Germany respects Greece’s democratic right to decide its own course of action yet exiting the euro would cause the devaluation of a new Greek currency and “a huge amount of turbulence for the rest of us,” Schaeuble told a group of school students today in Berlin.
“We can only hope that the Greeks make the right decision,” Schaeuble said. “If they make another decision, we’ll have to react in such a way as to ensure that the consequences are as constrained as possible.”
Stocks and European government bonds fell today ahead of a meeting of single-currency area finance ministers in Brussels and the euro weakened to a three-month low on concern that Greece will exit the 17-nation currency union following its inconclusive May 6 elections.
Schaeuble said staying in the euro would mean “advantages for the Greeks are greater, but it will be strenuous.”
“We have a very nervous situation in the euro zone,” Schaeuble said. “We have to get Greece back on its feet.”
Chancellor Angela Merkel will host French President-elect Francois Hollande in Berlin tomorrow.
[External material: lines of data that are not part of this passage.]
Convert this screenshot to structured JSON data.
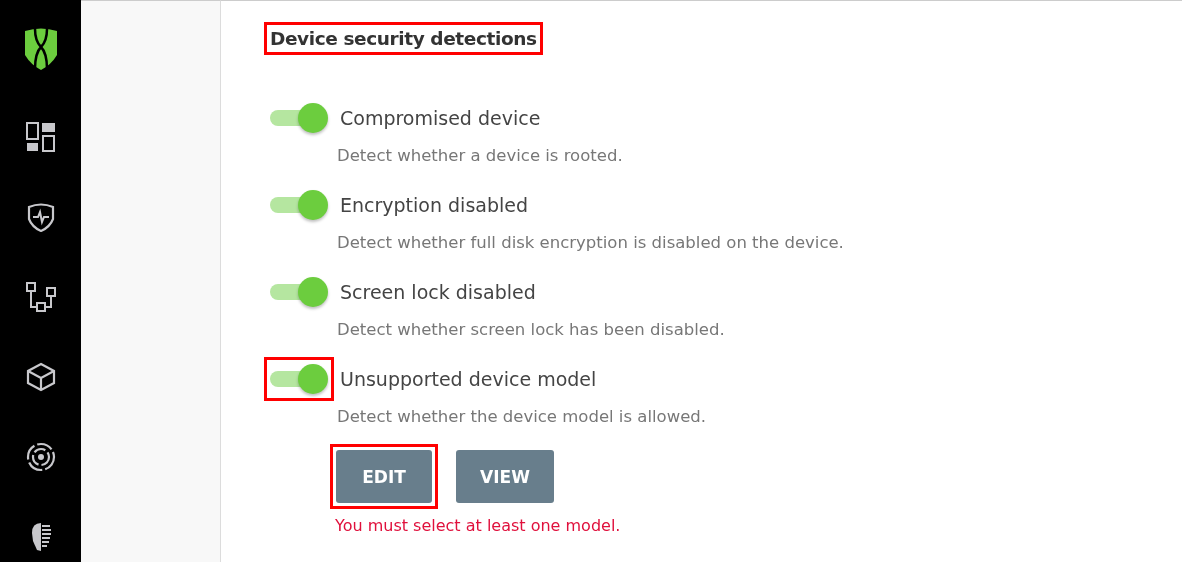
{
  "section": {
    "title": "Device security detections",
    "highlighted": true
  },
  "detections": [
    {
      "label": "Compromised device",
      "description": "Detect whether a device is rooted.",
      "on": true,
      "highlighted": false
    },
    {
      "label": "Encryption disabled",
      "description": "Detect whether full disk encryption is disabled on the device.",
      "on": true,
      "highlighted": false
    },
    {
      "label": "Screen lock disabled",
      "description": "Detect whether screen lock has been disabled.",
      "on": true,
      "highlighted": false
    },
    {
      "label": "Unsupported device model",
      "description": "Detect whether the device model is allowed.",
      "on": true,
      "highlighted": true
    }
  ],
  "buttons": [
    {
      "label": "EDIT",
      "highlighted": true
    },
    {
      "label": "VIEW",
      "highlighted": false
    }
  ],
  "error": "You must select at least one model."
}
Hollande, who defeated the incumbent, Nicolas Sarkozy, with a platform of shifting away from the Merkel’s focus on austerity, also wants to reopen the European Union’s budget treaty to include measures to spur economic growth.
“I think Hollande knows that the fiscal pact can’t be renegotiated,” Schaeuble said.
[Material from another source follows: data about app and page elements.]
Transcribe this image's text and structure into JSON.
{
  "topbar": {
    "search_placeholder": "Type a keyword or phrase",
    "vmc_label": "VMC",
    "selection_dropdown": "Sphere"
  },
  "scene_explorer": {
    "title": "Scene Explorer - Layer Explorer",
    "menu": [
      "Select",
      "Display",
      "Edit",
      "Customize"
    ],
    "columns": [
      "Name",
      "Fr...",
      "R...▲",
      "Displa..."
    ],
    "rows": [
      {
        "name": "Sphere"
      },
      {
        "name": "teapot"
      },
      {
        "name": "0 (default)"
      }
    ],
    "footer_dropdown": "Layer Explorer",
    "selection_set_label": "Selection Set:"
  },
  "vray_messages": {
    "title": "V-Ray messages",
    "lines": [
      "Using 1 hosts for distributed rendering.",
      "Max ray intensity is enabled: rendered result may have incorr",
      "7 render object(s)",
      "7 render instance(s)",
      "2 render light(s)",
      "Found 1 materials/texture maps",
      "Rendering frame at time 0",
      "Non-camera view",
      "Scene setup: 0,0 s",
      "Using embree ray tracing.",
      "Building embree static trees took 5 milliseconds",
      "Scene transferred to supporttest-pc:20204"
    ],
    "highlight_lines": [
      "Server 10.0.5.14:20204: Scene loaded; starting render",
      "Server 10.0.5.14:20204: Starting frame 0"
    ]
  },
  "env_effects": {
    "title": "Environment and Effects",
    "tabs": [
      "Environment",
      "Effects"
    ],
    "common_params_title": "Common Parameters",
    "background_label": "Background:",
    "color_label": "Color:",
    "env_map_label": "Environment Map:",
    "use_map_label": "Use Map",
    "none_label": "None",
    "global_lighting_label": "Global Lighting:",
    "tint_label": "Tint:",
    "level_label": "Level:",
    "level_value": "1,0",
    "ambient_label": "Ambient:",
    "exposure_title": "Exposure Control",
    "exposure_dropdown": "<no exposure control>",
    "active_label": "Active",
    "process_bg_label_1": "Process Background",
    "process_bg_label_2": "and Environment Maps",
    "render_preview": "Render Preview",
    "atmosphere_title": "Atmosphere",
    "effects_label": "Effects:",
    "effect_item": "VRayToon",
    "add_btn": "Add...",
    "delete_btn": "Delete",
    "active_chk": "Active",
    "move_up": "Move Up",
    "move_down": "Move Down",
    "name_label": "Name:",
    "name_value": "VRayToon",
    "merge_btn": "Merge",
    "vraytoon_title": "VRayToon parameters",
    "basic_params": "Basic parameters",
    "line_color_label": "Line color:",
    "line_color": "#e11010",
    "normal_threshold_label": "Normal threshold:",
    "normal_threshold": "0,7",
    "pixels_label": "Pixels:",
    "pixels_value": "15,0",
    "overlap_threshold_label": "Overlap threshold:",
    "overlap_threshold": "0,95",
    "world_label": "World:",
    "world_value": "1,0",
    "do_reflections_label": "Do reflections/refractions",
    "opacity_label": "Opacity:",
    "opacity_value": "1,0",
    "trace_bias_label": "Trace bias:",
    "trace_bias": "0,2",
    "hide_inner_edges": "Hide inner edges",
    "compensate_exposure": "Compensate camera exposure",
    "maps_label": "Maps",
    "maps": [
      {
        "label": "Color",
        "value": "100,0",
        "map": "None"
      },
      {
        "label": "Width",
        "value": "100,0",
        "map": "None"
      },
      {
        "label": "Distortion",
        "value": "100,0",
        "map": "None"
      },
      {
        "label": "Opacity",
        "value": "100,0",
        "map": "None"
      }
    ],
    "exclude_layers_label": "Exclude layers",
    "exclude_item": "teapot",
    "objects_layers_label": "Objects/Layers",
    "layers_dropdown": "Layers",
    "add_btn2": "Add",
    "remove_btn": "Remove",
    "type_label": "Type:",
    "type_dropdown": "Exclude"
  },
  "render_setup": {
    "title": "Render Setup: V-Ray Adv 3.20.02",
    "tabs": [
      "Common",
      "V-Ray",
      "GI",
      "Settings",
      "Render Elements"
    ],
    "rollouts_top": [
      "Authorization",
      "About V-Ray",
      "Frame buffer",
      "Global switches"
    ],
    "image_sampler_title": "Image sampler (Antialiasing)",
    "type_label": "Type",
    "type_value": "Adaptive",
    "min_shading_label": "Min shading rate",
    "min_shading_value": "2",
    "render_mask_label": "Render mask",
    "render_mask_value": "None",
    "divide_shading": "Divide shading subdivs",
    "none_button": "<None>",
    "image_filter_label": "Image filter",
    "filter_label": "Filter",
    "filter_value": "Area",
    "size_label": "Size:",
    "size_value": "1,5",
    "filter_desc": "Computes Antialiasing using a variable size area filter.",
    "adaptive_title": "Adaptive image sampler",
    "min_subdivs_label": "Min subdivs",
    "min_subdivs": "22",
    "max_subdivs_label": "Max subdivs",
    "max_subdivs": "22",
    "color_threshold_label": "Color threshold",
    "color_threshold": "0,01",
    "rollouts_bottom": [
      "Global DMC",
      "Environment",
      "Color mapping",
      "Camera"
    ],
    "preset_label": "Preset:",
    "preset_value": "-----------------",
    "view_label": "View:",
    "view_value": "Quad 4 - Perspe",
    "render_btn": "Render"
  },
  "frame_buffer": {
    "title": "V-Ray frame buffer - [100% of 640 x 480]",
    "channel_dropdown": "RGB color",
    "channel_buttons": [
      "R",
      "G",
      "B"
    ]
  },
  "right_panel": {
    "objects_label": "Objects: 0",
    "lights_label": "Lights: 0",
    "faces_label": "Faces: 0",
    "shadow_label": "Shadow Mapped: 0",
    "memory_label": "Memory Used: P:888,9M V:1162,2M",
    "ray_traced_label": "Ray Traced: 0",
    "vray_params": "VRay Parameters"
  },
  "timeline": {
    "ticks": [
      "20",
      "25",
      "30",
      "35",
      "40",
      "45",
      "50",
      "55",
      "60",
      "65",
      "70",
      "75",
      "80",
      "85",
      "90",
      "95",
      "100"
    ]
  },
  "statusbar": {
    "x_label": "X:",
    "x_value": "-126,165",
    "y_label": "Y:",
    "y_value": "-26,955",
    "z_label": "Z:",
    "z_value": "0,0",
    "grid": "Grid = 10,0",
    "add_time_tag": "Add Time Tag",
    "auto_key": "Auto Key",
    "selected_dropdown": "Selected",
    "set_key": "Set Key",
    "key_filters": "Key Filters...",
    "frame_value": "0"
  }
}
Even so, Schaeuble said that he was confident Franco-German relations will continue on a good course and that any difficulties will be overcome.
Schaeuble also signaled that he’s ready to head the group of euro-area finance ministers. He said the so-called euro group must be led by a finance minister from one of the euro nations after Luxembourg’s Jean-Claude Juncker steps down, and that he has to go to meetings anyway.
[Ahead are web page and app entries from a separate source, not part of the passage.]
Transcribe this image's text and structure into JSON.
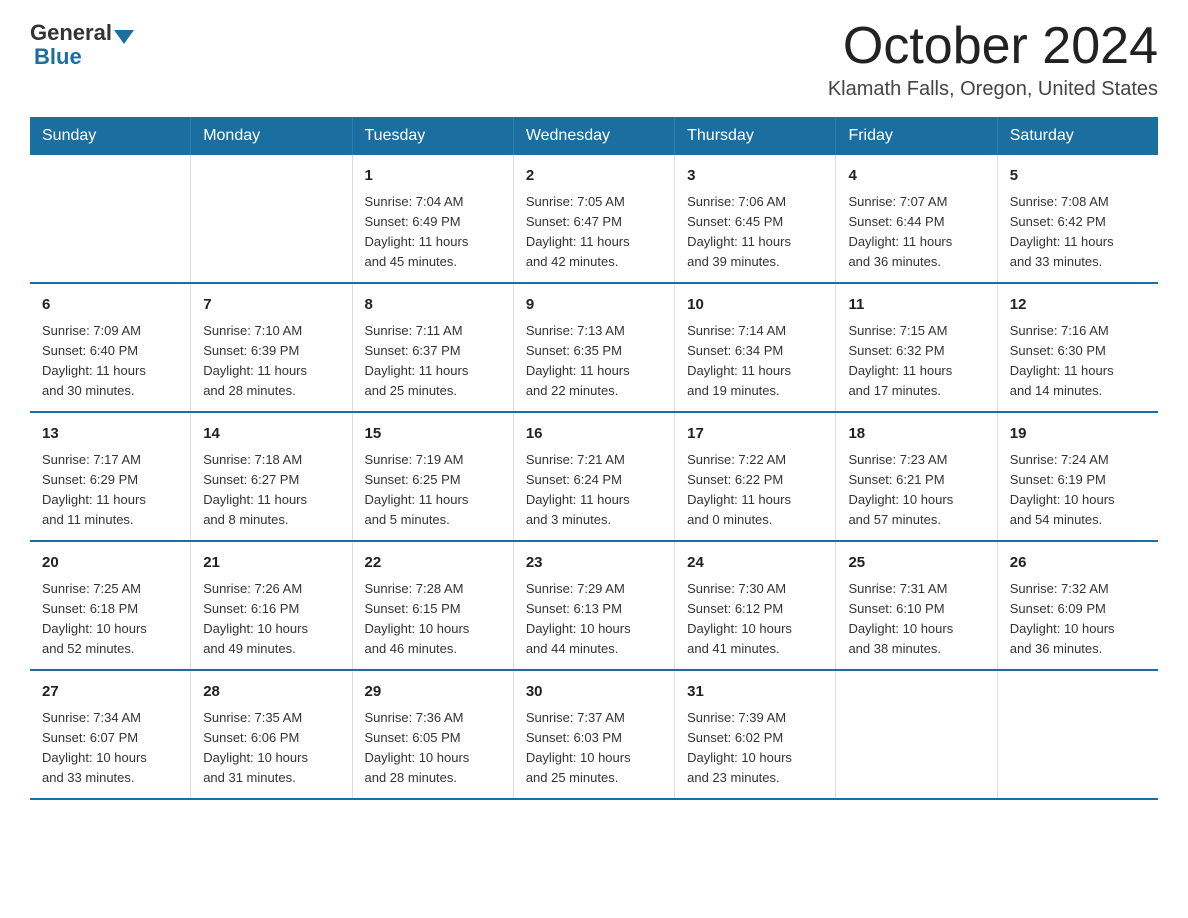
{
  "logo": {
    "general": "General",
    "blue": "Blue"
  },
  "title": "October 2024",
  "location": "Klamath Falls, Oregon, United States",
  "days_of_week": [
    "Sunday",
    "Monday",
    "Tuesday",
    "Wednesday",
    "Thursday",
    "Friday",
    "Saturday"
  ],
  "weeks": [
    [
      {
        "day": "",
        "info": ""
      },
      {
        "day": "",
        "info": ""
      },
      {
        "day": "1",
        "info": "Sunrise: 7:04 AM\nSunset: 6:49 PM\nDaylight: 11 hours\nand 45 minutes."
      },
      {
        "day": "2",
        "info": "Sunrise: 7:05 AM\nSunset: 6:47 PM\nDaylight: 11 hours\nand 42 minutes."
      },
      {
        "day": "3",
        "info": "Sunrise: 7:06 AM\nSunset: 6:45 PM\nDaylight: 11 hours\nand 39 minutes."
      },
      {
        "day": "4",
        "info": "Sunrise: 7:07 AM\nSunset: 6:44 PM\nDaylight: 11 hours\nand 36 minutes."
      },
      {
        "day": "5",
        "info": "Sunrise: 7:08 AM\nSunset: 6:42 PM\nDaylight: 11 hours\nand 33 minutes."
      }
    ],
    [
      {
        "day": "6",
        "info": "Sunrise: 7:09 AM\nSunset: 6:40 PM\nDaylight: 11 hours\nand 30 minutes."
      },
      {
        "day": "7",
        "info": "Sunrise: 7:10 AM\nSunset: 6:39 PM\nDaylight: 11 hours\nand 28 minutes."
      },
      {
        "day": "8",
        "info": "Sunrise: 7:11 AM\nSunset: 6:37 PM\nDaylight: 11 hours\nand 25 minutes."
      },
      {
        "day": "9",
        "info": "Sunrise: 7:13 AM\nSunset: 6:35 PM\nDaylight: 11 hours\nand 22 minutes."
      },
      {
        "day": "10",
        "info": "Sunrise: 7:14 AM\nSunset: 6:34 PM\nDaylight: 11 hours\nand 19 minutes."
      },
      {
        "day": "11",
        "info": "Sunrise: 7:15 AM\nSunset: 6:32 PM\nDaylight: 11 hours\nand 17 minutes."
      },
      {
        "day": "12",
        "info": "Sunrise: 7:16 AM\nSunset: 6:30 PM\nDaylight: 11 hours\nand 14 minutes."
      }
    ],
    [
      {
        "day": "13",
        "info": "Sunrise: 7:17 AM\nSunset: 6:29 PM\nDaylight: 11 hours\nand 11 minutes."
      },
      {
        "day": "14",
        "info": "Sunrise: 7:18 AM\nSunset: 6:27 PM\nDaylight: 11 hours\nand 8 minutes."
      },
      {
        "day": "15",
        "info": "Sunrise: 7:19 AM\nSunset: 6:25 PM\nDaylight: 11 hours\nand 5 minutes."
      },
      {
        "day": "16",
        "info": "Sunrise: 7:21 AM\nSunset: 6:24 PM\nDaylight: 11 hours\nand 3 minutes."
      },
      {
        "day": "17",
        "info": "Sunrise: 7:22 AM\nSunset: 6:22 PM\nDaylight: 11 hours\nand 0 minutes."
      },
      {
        "day": "18",
        "info": "Sunrise: 7:23 AM\nSunset: 6:21 PM\nDaylight: 10 hours\nand 57 minutes."
      },
      {
        "day": "19",
        "info": "Sunrise: 7:24 AM\nSunset: 6:19 PM\nDaylight: 10 hours\nand 54 minutes."
      }
    ],
    [
      {
        "day": "20",
        "info": "Sunrise: 7:25 AM\nSunset: 6:18 PM\nDaylight: 10 hours\nand 52 minutes."
      },
      {
        "day": "21",
        "info": "Sunrise: 7:26 AM\nSunset: 6:16 PM\nDaylight: 10 hours\nand 49 minutes."
      },
      {
        "day": "22",
        "info": "Sunrise: 7:28 AM\nSunset: 6:15 PM\nDaylight: 10 hours\nand 46 minutes."
      },
      {
        "day": "23",
        "info": "Sunrise: 7:29 AM\nSunset: 6:13 PM\nDaylight: 10 hours\nand 44 minutes."
      },
      {
        "day": "24",
        "info": "Sunrise: 7:30 AM\nSunset: 6:12 PM\nDaylight: 10 hours\nand 41 minutes."
      },
      {
        "day": "25",
        "info": "Sunrise: 7:31 AM\nSunset: 6:10 PM\nDaylight: 10 hours\nand 38 minutes."
      },
      {
        "day": "26",
        "info": "Sunrise: 7:32 AM\nSunset: 6:09 PM\nDaylight: 10 hours\nand 36 minutes."
      }
    ],
    [
      {
        "day": "27",
        "info": "Sunrise: 7:34 AM\nSunset: 6:07 PM\nDaylight: 10 hours\nand 33 minutes."
      },
      {
        "day": "28",
        "info": "Sunrise: 7:35 AM\nSunset: 6:06 PM\nDaylight: 10 hours\nand 31 minutes."
      },
      {
        "day": "29",
        "info": "Sunrise: 7:36 AM\nSunset: 6:05 PM\nDaylight: 10 hours\nand 28 minutes."
      },
      {
        "day": "30",
        "info": "Sunrise: 7:37 AM\nSunset: 6:03 PM\nDaylight: 10 hours\nand 25 minutes."
      },
      {
        "day": "31",
        "info": "Sunrise: 7:39 AM\nSunset: 6:02 PM\nDaylight: 10 hours\nand 23 minutes."
      },
      {
        "day": "",
        "info": ""
      },
      {
        "day": "",
        "info": ""
      }
    ]
  ]
}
To contact the editor responsible for this story: James Hertling at email@example.com